That’s a pretty cool catch-22. MPDG is there to teach not how to live life or find yourself or be happy or whatever, but to teach that MPDGs are bullshit, thereby still teaching and progressing the development of the male character. If you define it that way, then yes his books are guilty of that. However I find his female characters to have more dimension to them than an MPDG would normally allow. Mind you, not perfect dimension, but I can see how he’s actually getting better over time. I differentiate by defining a MPDG as a character that serves ONLY to further the storyline as a perfect weird girl who has little depth to her own character/story and serves only to cheer up and fix the protagonist. Green’s male protagonists are never ‘fixed’ or ‘cured’ from what they’ve experienced. They learn something, sure. Mostly that people are people, not ideas or ideologies you force on them.
well, now, that just doesn't make sense! I mean, I'm not a huge fan of his books (tried a few. Just not my style, unfortunately. Will never say they're not well-written though.) but I found that one of their more charming aspects was how blatantly UNpretentious they were! (of course, at this point 'pretentious' is an incredibly diluted word that means different things to different people as a largely descriptionless buzz word for why they don't like something, so...)
It’s cool not to like his books! It’s cool not to like things. Some things just don’t work for other people. And I have the same opinion on using the word hipster as an insult (Even though I’ve been guilty of it myself in the past). And I think just generally I get ruffled when people insult him directly. People always get upset a little when you insult their heroes directly.
There are lots of reasons that people are "hating on" John Green. Most of us have read the books too. Doesn't mean we can't mock Gus for being pretentious. And, yes, we KNOW that's the way he's supposed to be written.
I think I already mentioned earlier that I was perfectly aware how pretentious Gus is? It’s kind of one of his major personality traits? That and his hero complex? Which kind of highlights how his story ends in the book, taking down hero complexes that are often thrust upon children/young people suffering from life threatening illnesses as we look towards them hoping for a bright and inspirational story of a tragic hero and instead we get cold reality?
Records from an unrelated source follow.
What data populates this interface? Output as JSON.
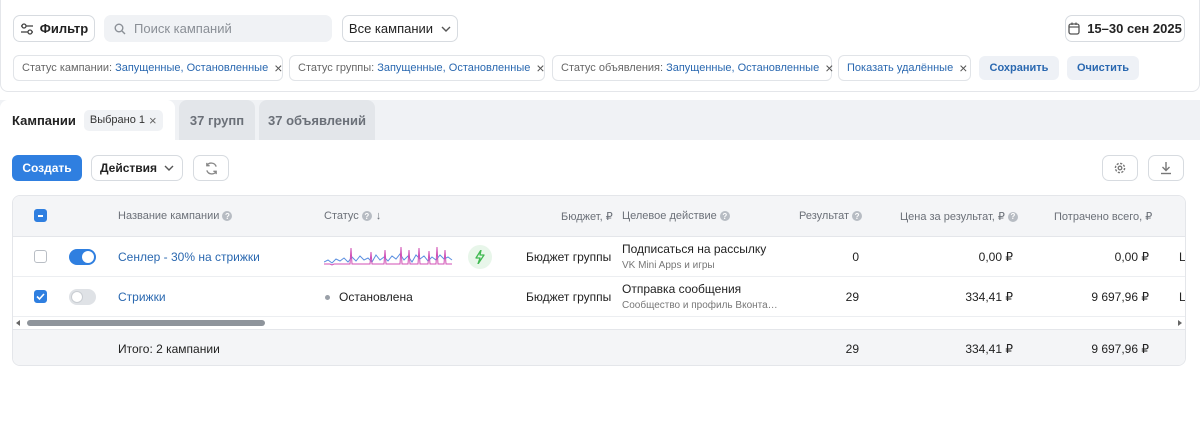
{
  "toolbar": {
    "filter_label": "Фильтр",
    "search_placeholder": "Поиск кампаний",
    "campaigns_select": "Все кампании",
    "date_range": "15–30 сен 2025"
  },
  "chips": [
    {
      "label": "Статус кампании:",
      "value": "Запущенные, Остановленные"
    },
    {
      "label": "Статус группы:",
      "value": "Запущенные, Остановленные"
    },
    {
      "label": "Статус объявления:",
      "value": "Запущенные, Остановленные"
    },
    {
      "label": "",
      "value": "Показать удалённые"
    }
  ],
  "chip_actions": {
    "save": "Сохранить",
    "clear": "Очистить"
  },
  "tabs": {
    "campaigns": "Кампании",
    "selected_badge": "Выбрано 1",
    "groups": "37 групп",
    "ads": "37 объявлений"
  },
  "actions": {
    "create": "Создать",
    "actions_menu": "Действия"
  },
  "table": {
    "headers": {
      "name": "Название кампании",
      "status": "Статус",
      "budget": "Бюджет, ₽",
      "target": "Целевое действие",
      "result": "Результат",
      "price": "Цена за результат, ₽",
      "spent": "Потрачено всего, ₽"
    },
    "rows": [
      {
        "checked": false,
        "enabled": true,
        "name": "Сенлер - 30% на стрижки",
        "status": "",
        "budget": "Бюджет группы",
        "target": "Подписаться на рассылку",
        "target_sub": "VK Mini Apps и игры",
        "result": "0",
        "price": "0,00 ₽",
        "spent": "0,00 ₽",
        "extra": "L"
      },
      {
        "checked": true,
        "enabled": false,
        "name": "Стрижки",
        "status": "Остановлена",
        "budget": "Бюджет группы",
        "target": "Отправка сообщения",
        "target_sub": "Сообщество и профиль Вконта…",
        "result": "29",
        "price": "334,41 ₽",
        "spent": "9 697,96 ₽",
        "extra": "L"
      }
    ],
    "footer": {
      "label": "Итого: 2 кампании",
      "result": "29",
      "price": "334,41 ₽",
      "spent": "9 697,96 ₽"
    }
  },
  "colors": {
    "accent": "#2f7fe0",
    "link": "#2a68b0",
    "sparkline_blue": "#5b8fe0",
    "sparkline_pink": "#d04fb5",
    "lightning_green": "#3fb950"
  }
}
And part of Gus’ tragedy is that he buys into being a pretentious tragic hero and finds out it’s actually all really shitty and terrible? I don’t know what you’re trying to tell me here.
I do agree that AoK is maybe his weakest book for me, even though I absolutely love Hassan. And I enjoyed his realistic portrayal of Tennessee, being from there myself (Do not mess with wild pig monsters). And yeah Paper Towns is the one I’m thinking of, though I think Looking for Alaska had some of it too. A guy holding up this girl as the be all end all amazing mystery girl, only to find she had her own weird crazy shit to deal with, and wasn’t dealing with it well at all and she couldn’t fix him, and he definitely couldn’t fix her.
And I think that’s a reoccurring theme in a lot of his books: romanticizing relationships and putting your partner on a pedestal and of course it crashes and burns because of that. My favorite thing he’s written is “What a treacherous thing to believe a person is more than just a person.”
Books are so great. I love books.
Haha I do like cigarette metaphor jokes. Augustus is pretty pretentious like that. It’s just been in random blog wanderings, people getting mad that hipsters like his stuff I guess? And of course “His work perpetuates manic pixie dream girl myths!” Which no, no it doesn’t. He literally has a whole book about that why MPDG myths are bullshit. And John just recently published a hateful ask responding in a very mature and kind way so it made me think on some of the stuff I’ve seen lately.